(Description of the task)
Look for the string "icon" in the material below. Copy every line where you find it.

(Records for this exercise)

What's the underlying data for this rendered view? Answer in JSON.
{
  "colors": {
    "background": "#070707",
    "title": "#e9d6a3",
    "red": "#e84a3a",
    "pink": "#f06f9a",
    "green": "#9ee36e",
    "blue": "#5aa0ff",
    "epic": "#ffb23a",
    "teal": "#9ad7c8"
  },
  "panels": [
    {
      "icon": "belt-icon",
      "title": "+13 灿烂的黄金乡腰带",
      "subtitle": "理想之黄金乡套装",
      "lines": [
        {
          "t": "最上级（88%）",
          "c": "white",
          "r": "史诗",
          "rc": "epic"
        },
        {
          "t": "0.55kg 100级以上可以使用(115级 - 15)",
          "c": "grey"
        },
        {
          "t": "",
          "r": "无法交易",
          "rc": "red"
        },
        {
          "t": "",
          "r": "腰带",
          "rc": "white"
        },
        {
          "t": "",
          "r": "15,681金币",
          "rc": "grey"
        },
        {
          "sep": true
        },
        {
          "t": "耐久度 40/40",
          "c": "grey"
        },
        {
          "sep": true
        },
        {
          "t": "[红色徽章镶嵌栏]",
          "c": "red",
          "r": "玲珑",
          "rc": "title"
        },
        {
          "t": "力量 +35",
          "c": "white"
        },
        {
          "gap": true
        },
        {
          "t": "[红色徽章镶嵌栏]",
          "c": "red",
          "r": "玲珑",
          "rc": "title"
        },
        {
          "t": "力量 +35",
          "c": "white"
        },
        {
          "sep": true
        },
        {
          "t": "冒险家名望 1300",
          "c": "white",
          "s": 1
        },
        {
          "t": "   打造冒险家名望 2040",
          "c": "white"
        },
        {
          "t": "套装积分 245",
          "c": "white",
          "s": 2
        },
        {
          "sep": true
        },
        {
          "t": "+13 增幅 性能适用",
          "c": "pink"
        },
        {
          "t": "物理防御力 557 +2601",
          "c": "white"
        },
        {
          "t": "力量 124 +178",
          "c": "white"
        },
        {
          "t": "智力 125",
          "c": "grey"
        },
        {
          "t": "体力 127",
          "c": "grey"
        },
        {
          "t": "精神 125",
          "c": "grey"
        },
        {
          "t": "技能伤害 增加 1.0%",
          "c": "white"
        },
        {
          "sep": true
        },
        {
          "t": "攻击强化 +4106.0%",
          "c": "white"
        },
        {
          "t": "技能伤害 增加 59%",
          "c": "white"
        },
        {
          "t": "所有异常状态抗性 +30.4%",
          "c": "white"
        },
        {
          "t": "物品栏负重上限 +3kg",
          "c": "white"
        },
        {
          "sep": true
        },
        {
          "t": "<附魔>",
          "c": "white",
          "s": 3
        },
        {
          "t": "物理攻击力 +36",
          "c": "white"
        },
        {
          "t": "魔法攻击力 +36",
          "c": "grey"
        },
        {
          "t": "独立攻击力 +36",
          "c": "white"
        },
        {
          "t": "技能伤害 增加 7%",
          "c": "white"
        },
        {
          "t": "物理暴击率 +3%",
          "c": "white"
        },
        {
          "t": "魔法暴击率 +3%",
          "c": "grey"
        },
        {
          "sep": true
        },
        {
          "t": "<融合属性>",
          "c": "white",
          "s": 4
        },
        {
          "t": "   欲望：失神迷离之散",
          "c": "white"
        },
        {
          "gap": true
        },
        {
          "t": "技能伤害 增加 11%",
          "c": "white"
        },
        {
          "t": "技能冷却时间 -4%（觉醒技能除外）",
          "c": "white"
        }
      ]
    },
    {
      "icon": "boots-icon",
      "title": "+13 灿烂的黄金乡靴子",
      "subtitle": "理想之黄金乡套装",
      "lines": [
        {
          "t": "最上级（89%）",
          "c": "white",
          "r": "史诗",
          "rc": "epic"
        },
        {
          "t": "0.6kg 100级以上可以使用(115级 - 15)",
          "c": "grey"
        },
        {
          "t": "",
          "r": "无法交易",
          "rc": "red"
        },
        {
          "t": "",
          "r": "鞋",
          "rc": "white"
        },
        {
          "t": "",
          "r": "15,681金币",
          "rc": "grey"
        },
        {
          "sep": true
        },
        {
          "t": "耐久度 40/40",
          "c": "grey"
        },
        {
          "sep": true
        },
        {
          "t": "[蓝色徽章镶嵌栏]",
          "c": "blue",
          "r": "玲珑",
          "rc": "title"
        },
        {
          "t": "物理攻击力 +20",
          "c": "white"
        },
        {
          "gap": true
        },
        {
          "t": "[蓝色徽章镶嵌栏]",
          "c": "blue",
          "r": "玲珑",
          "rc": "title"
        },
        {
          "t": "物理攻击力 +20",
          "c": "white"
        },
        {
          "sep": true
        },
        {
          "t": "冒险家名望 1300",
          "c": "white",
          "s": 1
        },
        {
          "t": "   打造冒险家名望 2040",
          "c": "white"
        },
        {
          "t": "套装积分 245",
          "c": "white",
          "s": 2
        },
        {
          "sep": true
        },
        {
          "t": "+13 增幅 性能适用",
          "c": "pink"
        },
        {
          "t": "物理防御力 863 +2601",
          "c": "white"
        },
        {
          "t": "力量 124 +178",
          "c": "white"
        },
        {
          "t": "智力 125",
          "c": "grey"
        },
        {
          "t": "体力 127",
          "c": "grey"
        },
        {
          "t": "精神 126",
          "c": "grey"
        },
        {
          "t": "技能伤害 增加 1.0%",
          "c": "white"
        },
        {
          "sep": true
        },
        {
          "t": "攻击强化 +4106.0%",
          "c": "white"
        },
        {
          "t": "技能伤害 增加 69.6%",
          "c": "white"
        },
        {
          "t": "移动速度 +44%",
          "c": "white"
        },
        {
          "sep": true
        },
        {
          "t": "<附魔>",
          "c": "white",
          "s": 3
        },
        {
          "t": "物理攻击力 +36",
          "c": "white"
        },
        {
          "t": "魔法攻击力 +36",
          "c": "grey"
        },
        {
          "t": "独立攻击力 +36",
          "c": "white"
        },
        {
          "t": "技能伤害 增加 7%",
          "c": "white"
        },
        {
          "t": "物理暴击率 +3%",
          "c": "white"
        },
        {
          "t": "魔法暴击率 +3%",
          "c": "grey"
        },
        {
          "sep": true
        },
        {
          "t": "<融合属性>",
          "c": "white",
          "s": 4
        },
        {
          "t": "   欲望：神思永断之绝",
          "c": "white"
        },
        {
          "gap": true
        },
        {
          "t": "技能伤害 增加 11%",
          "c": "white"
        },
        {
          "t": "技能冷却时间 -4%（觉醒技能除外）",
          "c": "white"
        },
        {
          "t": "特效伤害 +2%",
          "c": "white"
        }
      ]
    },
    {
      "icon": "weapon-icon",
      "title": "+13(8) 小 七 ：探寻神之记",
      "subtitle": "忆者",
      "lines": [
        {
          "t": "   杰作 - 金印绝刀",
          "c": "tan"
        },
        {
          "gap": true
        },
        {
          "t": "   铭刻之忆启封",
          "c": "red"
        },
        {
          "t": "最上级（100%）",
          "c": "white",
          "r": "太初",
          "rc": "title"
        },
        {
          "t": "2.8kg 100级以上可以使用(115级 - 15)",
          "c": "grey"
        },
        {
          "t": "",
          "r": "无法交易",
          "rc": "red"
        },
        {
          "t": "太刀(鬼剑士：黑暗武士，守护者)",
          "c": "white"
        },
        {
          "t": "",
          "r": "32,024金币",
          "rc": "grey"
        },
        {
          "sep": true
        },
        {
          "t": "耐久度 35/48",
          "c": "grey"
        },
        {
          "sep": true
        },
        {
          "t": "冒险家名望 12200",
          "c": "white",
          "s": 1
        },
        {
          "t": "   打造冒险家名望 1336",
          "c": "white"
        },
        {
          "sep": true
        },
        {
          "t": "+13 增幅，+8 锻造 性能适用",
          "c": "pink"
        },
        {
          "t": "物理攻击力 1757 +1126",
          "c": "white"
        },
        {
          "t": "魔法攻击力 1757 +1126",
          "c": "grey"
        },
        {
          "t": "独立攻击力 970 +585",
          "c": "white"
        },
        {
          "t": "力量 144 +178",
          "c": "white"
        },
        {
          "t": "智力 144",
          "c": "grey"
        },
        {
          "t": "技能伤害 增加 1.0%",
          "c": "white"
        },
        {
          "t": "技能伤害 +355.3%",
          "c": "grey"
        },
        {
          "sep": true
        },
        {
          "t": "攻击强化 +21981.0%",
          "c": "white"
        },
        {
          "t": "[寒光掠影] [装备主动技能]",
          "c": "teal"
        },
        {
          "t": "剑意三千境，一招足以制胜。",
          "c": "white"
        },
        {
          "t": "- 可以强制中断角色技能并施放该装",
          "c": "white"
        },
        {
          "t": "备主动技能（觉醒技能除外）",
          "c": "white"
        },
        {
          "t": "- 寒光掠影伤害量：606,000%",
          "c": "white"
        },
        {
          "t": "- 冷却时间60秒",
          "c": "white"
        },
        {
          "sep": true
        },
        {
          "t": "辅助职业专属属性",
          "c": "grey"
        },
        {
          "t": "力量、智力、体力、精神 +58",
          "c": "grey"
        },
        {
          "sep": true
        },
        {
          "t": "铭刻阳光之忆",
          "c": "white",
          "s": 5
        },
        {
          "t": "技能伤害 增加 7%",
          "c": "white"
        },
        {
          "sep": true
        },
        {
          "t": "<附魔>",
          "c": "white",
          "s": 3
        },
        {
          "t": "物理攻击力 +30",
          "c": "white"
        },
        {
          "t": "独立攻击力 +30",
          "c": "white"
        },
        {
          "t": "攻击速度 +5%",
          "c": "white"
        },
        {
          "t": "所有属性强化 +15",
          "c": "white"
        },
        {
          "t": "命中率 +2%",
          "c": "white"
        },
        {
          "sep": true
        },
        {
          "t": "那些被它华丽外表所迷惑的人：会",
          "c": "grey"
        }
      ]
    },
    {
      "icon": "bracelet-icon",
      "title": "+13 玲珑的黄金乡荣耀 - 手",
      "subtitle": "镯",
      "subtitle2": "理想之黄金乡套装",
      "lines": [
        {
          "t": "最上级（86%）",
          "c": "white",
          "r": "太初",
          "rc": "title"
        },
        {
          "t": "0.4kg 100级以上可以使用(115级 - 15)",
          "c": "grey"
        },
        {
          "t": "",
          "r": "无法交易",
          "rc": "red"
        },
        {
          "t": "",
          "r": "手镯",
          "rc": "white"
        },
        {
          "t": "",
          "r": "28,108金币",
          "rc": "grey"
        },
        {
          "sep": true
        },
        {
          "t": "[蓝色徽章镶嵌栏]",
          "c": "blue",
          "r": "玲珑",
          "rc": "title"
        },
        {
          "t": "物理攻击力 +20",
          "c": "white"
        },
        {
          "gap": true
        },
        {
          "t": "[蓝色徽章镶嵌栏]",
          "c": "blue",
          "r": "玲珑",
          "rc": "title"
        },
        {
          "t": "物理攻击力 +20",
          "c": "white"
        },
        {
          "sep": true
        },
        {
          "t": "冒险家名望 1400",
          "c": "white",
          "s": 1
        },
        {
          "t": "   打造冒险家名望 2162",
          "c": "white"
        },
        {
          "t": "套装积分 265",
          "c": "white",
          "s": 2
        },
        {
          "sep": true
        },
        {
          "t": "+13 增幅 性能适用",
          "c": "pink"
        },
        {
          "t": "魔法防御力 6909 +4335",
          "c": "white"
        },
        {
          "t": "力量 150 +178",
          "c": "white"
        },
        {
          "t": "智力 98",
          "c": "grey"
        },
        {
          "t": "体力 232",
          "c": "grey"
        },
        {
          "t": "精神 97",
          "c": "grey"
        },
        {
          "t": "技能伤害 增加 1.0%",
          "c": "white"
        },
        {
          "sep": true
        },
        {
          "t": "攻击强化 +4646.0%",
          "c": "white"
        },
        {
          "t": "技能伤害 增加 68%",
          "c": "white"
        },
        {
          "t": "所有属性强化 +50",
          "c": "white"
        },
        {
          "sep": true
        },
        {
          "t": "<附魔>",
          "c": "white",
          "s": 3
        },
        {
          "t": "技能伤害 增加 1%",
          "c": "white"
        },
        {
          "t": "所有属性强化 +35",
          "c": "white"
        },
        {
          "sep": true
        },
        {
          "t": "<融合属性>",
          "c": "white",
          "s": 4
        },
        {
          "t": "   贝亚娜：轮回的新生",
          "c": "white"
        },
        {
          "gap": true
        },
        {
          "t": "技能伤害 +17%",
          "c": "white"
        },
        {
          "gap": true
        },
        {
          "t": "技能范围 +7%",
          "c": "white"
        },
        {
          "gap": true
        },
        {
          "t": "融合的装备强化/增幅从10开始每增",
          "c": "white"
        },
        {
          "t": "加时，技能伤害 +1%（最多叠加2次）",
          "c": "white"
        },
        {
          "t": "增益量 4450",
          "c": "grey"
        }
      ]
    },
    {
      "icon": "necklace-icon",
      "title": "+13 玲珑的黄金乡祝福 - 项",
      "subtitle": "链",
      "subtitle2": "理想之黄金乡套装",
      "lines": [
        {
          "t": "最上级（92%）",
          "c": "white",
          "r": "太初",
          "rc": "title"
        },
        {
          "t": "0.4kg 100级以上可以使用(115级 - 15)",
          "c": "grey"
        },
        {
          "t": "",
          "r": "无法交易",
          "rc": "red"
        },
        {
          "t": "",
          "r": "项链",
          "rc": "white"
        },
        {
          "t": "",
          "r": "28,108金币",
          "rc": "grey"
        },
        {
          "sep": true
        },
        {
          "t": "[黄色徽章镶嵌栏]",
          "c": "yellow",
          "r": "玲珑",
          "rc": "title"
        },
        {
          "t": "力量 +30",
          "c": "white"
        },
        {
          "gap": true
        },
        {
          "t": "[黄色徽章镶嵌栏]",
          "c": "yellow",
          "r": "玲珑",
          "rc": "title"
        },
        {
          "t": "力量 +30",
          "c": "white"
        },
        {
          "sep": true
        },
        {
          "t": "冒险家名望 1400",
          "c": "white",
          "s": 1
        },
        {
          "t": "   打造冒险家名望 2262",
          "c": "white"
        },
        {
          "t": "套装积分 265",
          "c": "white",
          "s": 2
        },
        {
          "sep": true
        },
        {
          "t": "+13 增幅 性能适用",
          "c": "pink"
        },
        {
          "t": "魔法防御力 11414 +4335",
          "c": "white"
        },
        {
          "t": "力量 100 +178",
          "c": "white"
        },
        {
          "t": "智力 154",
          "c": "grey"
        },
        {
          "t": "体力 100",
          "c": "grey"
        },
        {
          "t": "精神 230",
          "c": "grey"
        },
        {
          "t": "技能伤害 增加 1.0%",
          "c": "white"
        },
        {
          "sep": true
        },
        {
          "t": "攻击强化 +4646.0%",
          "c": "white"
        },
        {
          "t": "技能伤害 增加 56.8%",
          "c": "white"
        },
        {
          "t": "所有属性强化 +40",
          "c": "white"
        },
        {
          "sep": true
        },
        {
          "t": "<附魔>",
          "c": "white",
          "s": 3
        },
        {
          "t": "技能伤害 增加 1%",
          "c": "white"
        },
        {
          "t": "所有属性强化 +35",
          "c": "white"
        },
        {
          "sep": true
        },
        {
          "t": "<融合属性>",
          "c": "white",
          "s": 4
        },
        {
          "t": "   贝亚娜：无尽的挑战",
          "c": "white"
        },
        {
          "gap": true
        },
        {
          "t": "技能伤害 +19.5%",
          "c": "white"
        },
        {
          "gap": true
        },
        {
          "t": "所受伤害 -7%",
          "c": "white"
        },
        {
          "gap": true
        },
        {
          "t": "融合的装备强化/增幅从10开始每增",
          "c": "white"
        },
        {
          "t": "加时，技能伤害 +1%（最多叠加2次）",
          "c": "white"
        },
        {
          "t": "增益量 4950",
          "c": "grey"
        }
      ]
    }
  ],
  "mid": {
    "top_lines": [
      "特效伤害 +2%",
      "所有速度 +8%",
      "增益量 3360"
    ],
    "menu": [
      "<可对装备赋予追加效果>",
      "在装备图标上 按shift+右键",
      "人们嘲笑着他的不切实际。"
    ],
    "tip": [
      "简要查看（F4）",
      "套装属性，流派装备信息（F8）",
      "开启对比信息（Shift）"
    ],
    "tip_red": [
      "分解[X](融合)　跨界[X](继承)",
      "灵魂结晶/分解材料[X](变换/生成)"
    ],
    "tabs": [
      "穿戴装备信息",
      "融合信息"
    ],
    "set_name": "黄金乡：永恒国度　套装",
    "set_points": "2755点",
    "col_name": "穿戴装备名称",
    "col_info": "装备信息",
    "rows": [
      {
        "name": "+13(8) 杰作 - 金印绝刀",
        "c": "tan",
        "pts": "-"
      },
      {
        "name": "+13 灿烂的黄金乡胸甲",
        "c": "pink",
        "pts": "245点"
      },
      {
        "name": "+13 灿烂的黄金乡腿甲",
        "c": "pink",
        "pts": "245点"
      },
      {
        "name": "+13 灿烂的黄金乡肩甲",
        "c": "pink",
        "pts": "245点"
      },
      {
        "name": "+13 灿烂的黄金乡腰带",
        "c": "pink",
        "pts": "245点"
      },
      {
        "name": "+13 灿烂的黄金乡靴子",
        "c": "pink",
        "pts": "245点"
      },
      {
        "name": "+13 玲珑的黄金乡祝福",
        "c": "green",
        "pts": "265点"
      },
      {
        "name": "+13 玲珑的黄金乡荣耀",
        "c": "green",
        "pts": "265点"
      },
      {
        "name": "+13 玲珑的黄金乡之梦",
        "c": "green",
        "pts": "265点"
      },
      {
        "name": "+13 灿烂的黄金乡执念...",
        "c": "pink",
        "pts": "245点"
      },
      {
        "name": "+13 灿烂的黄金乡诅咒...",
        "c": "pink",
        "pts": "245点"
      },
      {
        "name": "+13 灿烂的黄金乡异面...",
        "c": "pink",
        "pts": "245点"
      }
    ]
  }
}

(Response to the task)
      "icon": "belt-icon",
      "icon": "boots-icon",
      "icon": "weapon-icon",
      "icon": "bracelet-icon",
      "icon": "necklace-icon",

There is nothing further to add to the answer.